*** Opening DATA EXTRACTS ***

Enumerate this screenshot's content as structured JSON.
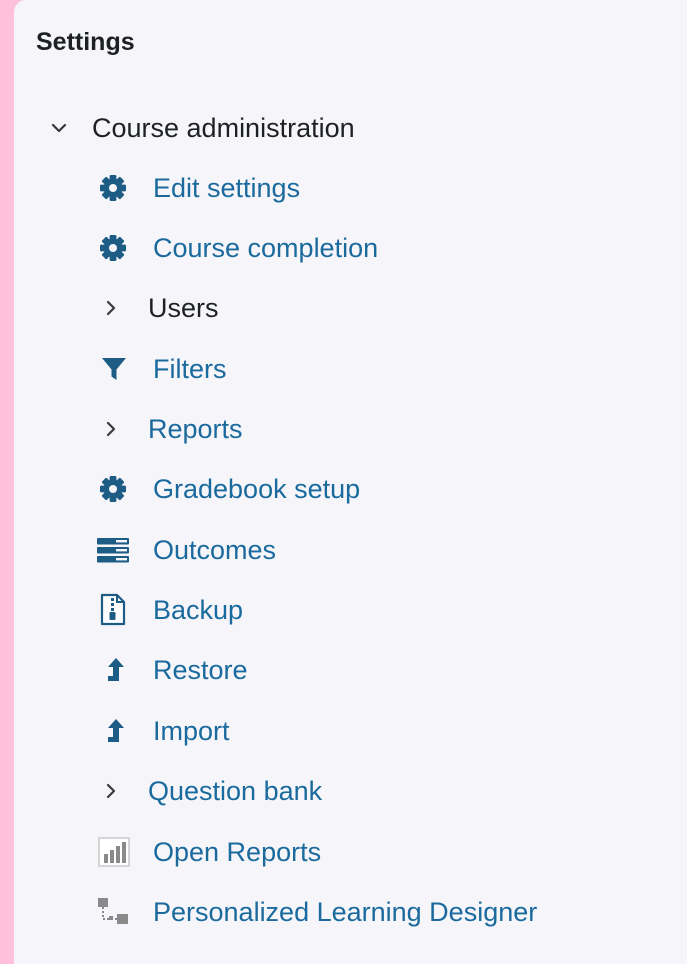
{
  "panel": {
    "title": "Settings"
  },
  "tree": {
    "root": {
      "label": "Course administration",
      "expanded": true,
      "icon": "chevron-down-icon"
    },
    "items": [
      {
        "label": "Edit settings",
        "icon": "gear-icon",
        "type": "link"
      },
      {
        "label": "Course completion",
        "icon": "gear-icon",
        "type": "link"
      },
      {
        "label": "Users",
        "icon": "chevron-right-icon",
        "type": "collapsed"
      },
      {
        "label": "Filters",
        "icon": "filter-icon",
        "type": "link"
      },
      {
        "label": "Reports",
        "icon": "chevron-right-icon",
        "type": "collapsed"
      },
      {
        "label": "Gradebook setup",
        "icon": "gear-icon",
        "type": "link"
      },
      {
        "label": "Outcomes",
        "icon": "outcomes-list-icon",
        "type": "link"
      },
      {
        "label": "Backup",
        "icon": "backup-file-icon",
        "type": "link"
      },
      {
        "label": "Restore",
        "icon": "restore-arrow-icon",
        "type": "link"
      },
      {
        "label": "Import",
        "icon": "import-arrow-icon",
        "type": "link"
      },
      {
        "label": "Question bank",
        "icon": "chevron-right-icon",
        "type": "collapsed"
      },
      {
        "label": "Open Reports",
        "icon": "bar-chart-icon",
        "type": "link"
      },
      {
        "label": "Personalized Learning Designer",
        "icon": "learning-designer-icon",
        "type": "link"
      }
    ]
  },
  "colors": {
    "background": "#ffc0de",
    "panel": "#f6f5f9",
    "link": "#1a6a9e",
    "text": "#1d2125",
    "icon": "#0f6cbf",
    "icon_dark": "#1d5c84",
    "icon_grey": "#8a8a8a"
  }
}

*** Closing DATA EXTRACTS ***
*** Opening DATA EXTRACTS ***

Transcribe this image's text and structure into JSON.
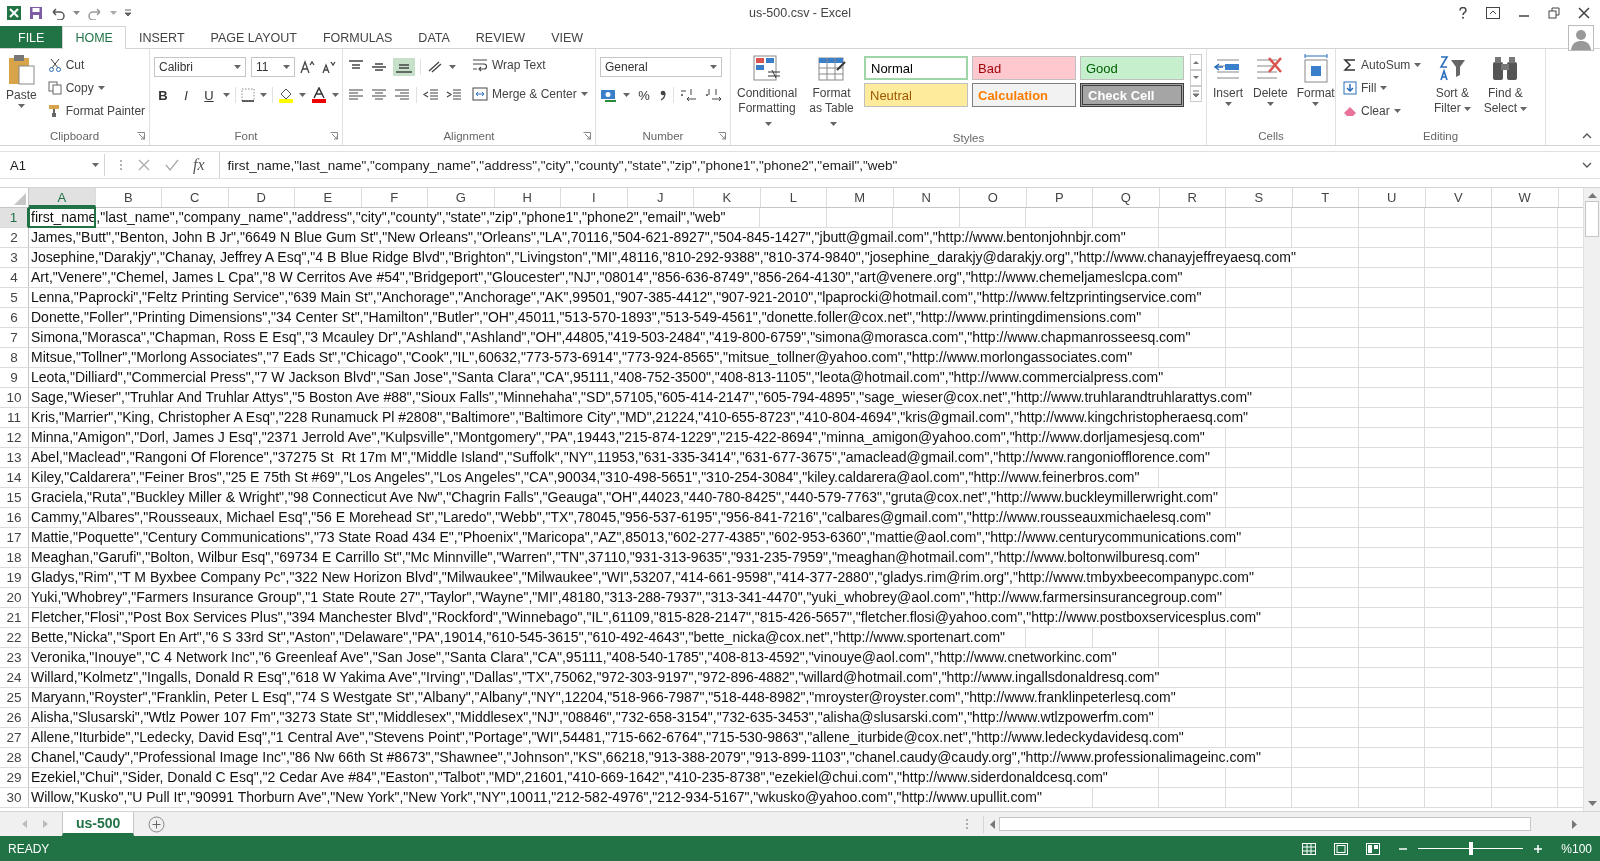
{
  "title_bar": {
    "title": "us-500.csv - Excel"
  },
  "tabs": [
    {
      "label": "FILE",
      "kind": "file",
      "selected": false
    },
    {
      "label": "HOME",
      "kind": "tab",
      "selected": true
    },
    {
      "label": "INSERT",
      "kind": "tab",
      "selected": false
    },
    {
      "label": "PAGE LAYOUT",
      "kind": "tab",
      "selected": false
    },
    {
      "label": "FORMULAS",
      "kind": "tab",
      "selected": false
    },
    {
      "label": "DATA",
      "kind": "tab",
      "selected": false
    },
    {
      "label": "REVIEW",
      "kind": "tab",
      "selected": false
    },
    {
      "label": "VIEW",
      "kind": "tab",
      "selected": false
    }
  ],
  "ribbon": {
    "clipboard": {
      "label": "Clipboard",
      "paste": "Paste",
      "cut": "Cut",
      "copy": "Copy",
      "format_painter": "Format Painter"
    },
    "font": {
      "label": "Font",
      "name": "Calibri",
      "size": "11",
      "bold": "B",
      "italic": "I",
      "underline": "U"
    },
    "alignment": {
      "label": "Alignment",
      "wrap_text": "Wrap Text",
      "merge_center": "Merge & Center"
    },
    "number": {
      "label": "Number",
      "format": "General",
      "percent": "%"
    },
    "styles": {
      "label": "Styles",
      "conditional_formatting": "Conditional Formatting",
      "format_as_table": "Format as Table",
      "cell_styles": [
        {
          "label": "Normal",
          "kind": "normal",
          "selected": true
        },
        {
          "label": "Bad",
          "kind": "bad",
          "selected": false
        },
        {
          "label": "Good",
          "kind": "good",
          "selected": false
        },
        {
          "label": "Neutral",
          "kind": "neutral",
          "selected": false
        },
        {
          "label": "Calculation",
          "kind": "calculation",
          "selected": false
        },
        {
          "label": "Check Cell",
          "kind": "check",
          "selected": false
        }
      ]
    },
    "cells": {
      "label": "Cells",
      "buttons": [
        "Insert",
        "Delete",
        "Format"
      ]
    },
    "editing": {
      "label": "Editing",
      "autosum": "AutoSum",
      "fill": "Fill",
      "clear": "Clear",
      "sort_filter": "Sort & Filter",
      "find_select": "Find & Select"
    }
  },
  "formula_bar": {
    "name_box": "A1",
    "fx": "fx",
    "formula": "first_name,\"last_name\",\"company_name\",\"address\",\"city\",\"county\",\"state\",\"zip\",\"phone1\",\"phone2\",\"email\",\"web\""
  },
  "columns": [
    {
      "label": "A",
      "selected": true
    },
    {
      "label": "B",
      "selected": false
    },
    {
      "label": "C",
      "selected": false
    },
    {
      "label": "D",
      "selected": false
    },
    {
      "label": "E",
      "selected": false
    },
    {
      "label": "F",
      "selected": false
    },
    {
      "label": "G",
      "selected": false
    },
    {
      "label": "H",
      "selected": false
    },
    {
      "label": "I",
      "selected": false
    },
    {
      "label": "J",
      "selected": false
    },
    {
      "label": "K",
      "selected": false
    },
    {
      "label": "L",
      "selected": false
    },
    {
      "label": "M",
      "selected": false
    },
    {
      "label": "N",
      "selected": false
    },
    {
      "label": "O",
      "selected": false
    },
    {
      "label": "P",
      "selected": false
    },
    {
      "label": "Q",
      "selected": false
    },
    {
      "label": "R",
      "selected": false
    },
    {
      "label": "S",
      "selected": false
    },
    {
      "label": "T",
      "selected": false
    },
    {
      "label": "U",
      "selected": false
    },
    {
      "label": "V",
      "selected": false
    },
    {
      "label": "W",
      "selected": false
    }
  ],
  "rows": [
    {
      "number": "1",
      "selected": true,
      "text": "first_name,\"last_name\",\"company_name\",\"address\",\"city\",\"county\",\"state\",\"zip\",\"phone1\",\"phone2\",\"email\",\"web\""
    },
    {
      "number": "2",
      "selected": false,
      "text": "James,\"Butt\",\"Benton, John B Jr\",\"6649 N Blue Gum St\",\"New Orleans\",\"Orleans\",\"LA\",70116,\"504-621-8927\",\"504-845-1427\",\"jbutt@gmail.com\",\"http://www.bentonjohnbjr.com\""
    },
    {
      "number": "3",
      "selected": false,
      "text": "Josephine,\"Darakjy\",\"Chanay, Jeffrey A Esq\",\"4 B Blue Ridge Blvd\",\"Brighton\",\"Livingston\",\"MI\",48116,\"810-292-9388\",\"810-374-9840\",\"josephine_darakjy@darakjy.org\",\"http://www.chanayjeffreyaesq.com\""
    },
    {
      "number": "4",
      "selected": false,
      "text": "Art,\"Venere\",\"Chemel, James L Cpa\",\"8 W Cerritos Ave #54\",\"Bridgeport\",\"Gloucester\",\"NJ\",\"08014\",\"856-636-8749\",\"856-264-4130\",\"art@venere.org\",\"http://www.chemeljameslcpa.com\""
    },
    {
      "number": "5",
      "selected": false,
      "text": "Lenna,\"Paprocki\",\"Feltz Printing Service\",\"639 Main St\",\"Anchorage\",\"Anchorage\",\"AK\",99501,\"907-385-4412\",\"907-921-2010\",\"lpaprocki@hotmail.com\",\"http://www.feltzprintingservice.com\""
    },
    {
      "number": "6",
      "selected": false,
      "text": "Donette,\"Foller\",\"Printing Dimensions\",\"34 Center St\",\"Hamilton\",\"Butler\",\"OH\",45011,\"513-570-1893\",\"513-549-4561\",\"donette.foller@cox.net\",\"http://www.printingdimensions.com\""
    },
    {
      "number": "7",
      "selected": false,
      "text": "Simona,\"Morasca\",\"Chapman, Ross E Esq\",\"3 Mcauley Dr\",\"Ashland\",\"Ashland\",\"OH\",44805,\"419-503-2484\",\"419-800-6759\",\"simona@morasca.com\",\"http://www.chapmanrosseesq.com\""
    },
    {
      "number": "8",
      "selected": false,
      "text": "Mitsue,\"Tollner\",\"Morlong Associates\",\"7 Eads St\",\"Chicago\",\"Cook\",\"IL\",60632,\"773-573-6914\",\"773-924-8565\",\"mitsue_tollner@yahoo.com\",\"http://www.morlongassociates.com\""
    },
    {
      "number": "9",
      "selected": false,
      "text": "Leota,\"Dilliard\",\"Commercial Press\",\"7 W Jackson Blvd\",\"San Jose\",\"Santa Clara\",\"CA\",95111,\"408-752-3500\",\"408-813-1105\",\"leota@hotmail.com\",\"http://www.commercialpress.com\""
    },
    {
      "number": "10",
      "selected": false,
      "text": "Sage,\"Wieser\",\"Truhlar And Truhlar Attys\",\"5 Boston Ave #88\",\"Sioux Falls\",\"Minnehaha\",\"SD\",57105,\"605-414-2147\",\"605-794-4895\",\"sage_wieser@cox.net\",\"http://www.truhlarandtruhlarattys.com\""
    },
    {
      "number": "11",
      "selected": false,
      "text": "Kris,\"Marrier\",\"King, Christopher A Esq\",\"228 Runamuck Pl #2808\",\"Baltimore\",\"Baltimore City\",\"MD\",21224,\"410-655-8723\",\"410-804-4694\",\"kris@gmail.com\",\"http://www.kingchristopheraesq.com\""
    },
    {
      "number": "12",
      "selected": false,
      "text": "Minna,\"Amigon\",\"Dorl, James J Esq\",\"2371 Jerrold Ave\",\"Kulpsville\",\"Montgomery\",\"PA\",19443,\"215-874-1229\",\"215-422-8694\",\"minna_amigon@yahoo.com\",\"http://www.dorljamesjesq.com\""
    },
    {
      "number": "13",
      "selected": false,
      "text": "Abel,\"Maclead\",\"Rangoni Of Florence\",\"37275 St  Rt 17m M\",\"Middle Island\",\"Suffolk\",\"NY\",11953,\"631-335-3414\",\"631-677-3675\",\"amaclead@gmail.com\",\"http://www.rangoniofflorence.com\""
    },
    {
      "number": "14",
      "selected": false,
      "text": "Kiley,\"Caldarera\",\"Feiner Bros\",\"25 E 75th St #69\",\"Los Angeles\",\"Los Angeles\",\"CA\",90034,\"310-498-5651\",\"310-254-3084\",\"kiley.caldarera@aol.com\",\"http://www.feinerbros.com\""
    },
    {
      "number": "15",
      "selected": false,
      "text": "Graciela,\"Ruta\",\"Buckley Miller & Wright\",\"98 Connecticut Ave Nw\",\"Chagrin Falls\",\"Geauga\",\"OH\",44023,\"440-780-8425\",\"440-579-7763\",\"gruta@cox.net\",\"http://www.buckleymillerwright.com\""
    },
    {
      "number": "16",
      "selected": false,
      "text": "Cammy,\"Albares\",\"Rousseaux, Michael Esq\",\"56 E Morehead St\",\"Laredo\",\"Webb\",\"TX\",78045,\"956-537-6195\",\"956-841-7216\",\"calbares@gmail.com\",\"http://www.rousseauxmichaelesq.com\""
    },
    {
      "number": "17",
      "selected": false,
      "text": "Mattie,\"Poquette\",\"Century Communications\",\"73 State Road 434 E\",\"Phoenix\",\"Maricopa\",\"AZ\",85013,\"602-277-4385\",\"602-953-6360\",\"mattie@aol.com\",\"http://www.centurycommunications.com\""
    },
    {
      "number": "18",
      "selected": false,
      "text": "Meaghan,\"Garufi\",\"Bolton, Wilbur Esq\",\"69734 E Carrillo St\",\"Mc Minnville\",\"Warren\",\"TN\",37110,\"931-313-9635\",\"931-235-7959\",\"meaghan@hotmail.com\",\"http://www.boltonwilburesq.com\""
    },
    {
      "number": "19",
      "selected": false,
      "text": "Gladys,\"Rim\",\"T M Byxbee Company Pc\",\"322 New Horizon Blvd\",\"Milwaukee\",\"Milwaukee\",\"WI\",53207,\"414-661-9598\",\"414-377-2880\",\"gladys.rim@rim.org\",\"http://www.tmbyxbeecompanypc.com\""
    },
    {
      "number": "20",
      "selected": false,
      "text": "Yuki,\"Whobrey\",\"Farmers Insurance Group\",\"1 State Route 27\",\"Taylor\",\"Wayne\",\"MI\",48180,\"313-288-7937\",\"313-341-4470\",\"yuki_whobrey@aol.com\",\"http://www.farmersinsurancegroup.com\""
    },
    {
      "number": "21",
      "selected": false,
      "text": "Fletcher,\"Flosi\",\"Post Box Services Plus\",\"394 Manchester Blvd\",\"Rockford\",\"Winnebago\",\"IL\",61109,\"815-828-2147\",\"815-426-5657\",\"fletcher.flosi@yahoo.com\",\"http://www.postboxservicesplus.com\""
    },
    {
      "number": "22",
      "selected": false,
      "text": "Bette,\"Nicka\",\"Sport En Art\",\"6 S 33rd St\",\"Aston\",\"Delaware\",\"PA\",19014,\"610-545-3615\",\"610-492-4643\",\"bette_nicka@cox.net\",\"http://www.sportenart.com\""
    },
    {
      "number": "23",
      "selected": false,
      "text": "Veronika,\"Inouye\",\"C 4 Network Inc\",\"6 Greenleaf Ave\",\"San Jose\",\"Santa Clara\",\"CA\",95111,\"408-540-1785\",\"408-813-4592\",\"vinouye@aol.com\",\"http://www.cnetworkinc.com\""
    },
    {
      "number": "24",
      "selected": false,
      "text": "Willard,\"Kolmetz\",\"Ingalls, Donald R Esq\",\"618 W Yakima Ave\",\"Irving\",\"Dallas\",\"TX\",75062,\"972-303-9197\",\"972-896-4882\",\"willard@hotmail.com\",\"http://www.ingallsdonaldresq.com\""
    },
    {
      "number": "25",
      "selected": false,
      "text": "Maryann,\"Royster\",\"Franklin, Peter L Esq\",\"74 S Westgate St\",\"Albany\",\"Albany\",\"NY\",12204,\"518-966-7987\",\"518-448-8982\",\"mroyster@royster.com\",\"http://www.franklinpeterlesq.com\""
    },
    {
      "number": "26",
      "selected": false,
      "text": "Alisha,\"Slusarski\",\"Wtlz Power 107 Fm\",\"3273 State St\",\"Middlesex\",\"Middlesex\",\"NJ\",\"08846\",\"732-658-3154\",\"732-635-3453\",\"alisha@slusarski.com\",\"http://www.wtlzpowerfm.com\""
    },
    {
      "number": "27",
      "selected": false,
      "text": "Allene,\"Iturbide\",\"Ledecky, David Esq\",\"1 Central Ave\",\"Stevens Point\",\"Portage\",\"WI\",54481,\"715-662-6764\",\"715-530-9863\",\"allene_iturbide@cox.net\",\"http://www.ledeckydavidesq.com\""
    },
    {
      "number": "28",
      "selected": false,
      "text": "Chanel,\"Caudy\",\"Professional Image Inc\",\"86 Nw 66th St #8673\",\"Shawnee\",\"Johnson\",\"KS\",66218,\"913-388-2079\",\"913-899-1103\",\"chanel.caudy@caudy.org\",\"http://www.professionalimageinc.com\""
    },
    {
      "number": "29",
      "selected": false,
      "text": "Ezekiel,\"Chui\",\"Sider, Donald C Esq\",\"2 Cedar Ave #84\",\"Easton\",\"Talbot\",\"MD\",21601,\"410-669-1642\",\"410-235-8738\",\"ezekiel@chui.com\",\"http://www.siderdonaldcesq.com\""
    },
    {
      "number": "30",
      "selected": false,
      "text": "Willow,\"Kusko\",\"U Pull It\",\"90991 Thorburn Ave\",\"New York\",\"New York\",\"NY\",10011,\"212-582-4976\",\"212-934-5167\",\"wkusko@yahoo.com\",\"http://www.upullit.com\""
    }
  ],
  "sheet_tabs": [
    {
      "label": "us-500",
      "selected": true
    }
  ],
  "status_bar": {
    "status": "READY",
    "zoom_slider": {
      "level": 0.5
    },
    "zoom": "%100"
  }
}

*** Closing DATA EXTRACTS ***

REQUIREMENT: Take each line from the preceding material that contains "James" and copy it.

SOLUTION FOR THIS PROBLEM:
      "text": "James,\"Butt\",\"Benton, John B Jr\",\"6649 N Blue Gum St\",\"New Orleans\",\"Orleans\",\"LA\",70116,\"504-621-8927\",\"504-845-1427\",\"jbutt@gmail.com\",\"http://www.bentonjohnbjr.com\""
      "text": "Art,\"Venere\",\"Chemel, James L Cpa\",\"8 W Cerritos Ave #54\",\"Bridgeport\",\"Gloucester\",\"NJ\",\"08014\",\"856-636-8749\",\"856-264-4130\",\"art@venere.org\",\"http://www.chemeljameslcpa.com\""
      "text": "Minna,\"Amigon\",\"Dorl, James J Esq\",\"2371 Jerrold Ave\",\"Kulpsville\",\"Montgomery\",\"PA\",19443,\"215-874-1229\",\"215-422-8694\",\"minna_amigon@yahoo.com\",\"http://www.dorljamesjesq.com\""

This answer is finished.